◆ **Work order**: Exactly as they stand, the data below are to be printed again.

● ● ● ● ● ● ●

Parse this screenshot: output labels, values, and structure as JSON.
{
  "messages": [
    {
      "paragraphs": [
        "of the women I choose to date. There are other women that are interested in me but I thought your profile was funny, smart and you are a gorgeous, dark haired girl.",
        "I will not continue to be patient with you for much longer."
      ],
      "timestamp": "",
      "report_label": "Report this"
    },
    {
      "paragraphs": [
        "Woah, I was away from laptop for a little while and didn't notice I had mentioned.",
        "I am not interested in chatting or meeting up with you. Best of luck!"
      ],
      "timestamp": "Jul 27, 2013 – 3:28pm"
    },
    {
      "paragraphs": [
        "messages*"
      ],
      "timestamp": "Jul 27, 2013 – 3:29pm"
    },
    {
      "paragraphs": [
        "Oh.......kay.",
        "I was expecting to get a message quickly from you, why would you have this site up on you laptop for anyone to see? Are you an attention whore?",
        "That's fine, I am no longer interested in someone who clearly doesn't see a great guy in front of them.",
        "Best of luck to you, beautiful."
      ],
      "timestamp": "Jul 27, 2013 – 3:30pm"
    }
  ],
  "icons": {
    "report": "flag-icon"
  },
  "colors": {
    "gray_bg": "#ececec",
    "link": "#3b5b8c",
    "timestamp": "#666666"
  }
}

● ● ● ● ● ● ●

◆ **Answer section**:
Parse this screenshot: output labels, values, and structure as JSON.
{
  "messages": [
    {
      "paragraphs": [
        "of the women I choose to date. There are other women that are interested in me but I thought your profile was funny, smart and you are a gorgeous, dark haired girl.",
        "I will not continue to be patient with you for much longer."
      ],
      "timestamp": "",
      "report_label": "Report this"
    },
    {
      "paragraphs": [
        "Woah, I was away from laptop for a little while and didn't notice I had mentioned.",
        "I am not interested in chatting or meeting up with you. Best of luck!"
      ],
      "timestamp": "Jul 27, 2013 – 3:28pm"
    },
    {
      "paragraphs": [
        "messages*"
      ],
      "timestamp": "Jul 27, 2013 – 3:29pm"
    },
    {
      "paragraphs": [
        "Oh.......kay.",
        "I was expecting to get a message quickly from you, why would you have this site up on you laptop for anyone to see? Are you an attention whore?",
        "That's fine, I am no longer interested in someone who clearly doesn't see a great guy in front of them.",
        "Best of luck to you, beautiful."
      ],
      "timestamp": "Jul 27, 2013 – 3:30pm"
    }
  ],
  "icons": {
    "report": "flag-icon"
  },
  "colors": {
    "gray_bg": "#ececec",
    "link": "#3b5b8c",
    "timestamp": "#666666"
  }
}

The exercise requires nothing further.